Most of the difficulty resulted from trial court's policy of overruling certain hearsay objections to statements allegedly made by Joslyn, "subject to being connected up," that is, subject to an independent showing of a conspiracy that would allow the admission of the statements under the coconspirator's exception.

The problem was compounded because even though the court had sustained Waterbury's "Motion for Bifurcated Proceedings" some witnesses had to be taken out of order when jury selection took far longer than anticipated. In any event, the conditional rulings ultimately were resolved against Waterbury and the evidence was held admissible against him after the court determined there was sufficient independent proof of the conspiracy. Thus if the jury ultimately was unclear that certain statements were admissible as to Waterbury, he could not have been prejudiced. We find no reversible error here.
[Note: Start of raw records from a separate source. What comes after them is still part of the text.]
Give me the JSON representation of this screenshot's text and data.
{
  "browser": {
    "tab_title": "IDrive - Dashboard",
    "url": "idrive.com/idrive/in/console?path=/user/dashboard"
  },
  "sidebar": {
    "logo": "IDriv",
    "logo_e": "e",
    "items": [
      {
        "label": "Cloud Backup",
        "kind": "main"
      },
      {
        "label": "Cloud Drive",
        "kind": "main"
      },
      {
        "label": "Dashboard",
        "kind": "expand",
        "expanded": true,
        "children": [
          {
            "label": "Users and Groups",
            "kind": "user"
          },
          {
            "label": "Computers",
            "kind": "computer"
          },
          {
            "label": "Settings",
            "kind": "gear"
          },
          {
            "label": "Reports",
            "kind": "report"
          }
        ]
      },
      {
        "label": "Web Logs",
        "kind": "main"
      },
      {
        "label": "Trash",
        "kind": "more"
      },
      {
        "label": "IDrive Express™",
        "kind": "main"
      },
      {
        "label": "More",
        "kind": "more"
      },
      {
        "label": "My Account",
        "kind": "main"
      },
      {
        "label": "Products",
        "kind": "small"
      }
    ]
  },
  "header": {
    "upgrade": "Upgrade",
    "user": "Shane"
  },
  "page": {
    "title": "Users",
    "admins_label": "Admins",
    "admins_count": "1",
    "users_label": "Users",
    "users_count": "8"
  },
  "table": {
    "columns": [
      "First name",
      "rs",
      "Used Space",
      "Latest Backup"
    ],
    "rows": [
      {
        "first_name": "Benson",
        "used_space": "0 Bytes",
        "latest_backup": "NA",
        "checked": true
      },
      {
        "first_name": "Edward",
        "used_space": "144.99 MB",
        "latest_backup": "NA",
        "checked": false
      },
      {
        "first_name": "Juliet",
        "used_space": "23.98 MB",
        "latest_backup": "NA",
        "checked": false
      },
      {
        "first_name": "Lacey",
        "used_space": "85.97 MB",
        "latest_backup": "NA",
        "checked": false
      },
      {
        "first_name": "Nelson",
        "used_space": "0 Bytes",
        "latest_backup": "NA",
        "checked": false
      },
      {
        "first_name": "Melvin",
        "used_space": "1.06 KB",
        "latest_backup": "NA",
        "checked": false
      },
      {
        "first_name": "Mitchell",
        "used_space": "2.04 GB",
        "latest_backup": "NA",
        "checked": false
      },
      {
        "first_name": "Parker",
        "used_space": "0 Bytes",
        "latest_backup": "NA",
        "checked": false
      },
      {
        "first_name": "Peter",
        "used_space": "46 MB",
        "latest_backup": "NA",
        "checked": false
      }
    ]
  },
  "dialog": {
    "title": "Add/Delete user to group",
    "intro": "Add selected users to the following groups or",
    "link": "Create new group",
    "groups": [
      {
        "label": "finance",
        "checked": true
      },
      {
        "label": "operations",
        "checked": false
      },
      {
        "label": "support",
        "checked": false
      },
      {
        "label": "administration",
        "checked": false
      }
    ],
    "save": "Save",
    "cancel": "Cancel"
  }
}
Sufficiency of evidence as to Waterbury.

Waterbury contends there was insufficient evidence to support his conviction. On review, we consider the evidence in the light most favorable to the State. State v. Gibb, 303 N.W.2d 673, 685 (Iowa 1981).

We first note Waterbury's detailed confession was unchallenged and came in without objection. It was corroborated by Joslyn's testimony and by the testimony of Brenda Culp, from whom he purchased the gun. There was further evidence the gun was the murder weapon, he had purchased the ammunition for it, and the gun and the remaining shells were found in his possession.
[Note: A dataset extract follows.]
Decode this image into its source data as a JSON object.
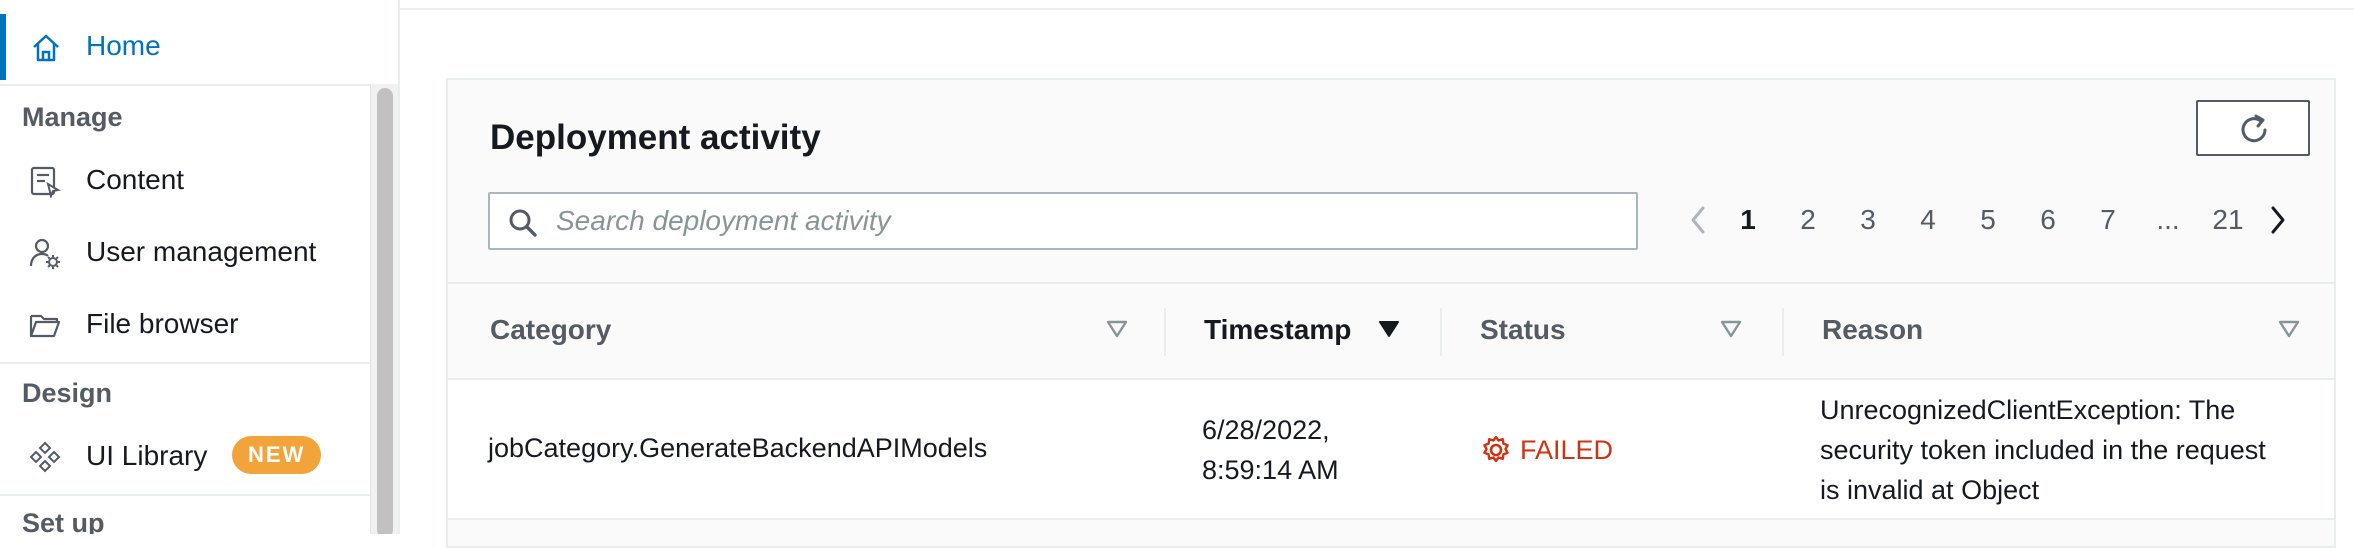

We have considered other contentions advanced by Waterbury and find them to be without substance.

VIII. Validity of Joslyn's sentence under section 706.4, The Code 1979.

Joslyn appears to argue she was improperly sentenced under section 706.4, The Code 1979. Because she must be retried on the same charges, we address the question we were not required to answer in State v. Moritz, 293 N.W.2d 235, 242-43 (Iowa 1980).

Section 706.4 provides:

A conspiracy to commit a public offense is an offense separate and distinct from any public offense which might be committed pursuant to such conspiracy. A person may not be convicted and sentenced for both the conspiracy and for the public offense.

(Emphasis supplied.) The jury found Joslyn guilty of both conspiracy to commit murder and murder. We cannot determine whether she asserts she should have been sentenced only for conspiracy, or not at all.

Trial court submitted both counts to the jury, proceeding on the theory one commentator has articulated:

Because the statutory language says that a person "may not be convicted and sentenced for both [offenses]," both offenses may still be prosecuted by including them in multiple counts of the indictment *52 [or] trial information. Under Iowa law, a person is not convicted until entry of judgment by the court. Accordingly, it appears that the trier of fact could be given verdict forms as to both offenses, with the prosecution then being required to elect before entry of judgment which conviction it wants recorded.

Dunahoo, The New Iowa Criminal Code, 29 Drake L.Rev. 237, 344 (1980).

An alternative interpretation of section 706.4 that we find more logical avoids the necessity to make any choice. This is to view the last sentence as merely creating a merger of the conspiracy and the substantive offense where the defendant has been found guilty of both offenses. Thus the defendant should be sentenced solely on the substantive offense.

Conspiracy has been treated as a separate offense for two principal reasons: first, the potential for more effectiveness in group activity aimed at a criminal purpose is a greater threat to society; and second, the criminal law ought to intervene against those disposed to commit crime before their plans reach fruition. W. LaFave and A. Scott, Jr., Handbook on Criminal Law ยง 61, at 459 (1972).

Of course this rationale is less compelling after the goal of the conspiracy has been realized. Early intervention has lost its purpose. The logical focus then is not on punishing the conspiracy agreement, but on punishing the accomplishment of the agreed purpose.

Thus we hold Joslyn was sentenced properly under section 706.4, but we set the judgment aside and reverse for new trial for the reasons stated in division II. One-half the costs are taxed to the State and one-half to Waterbury.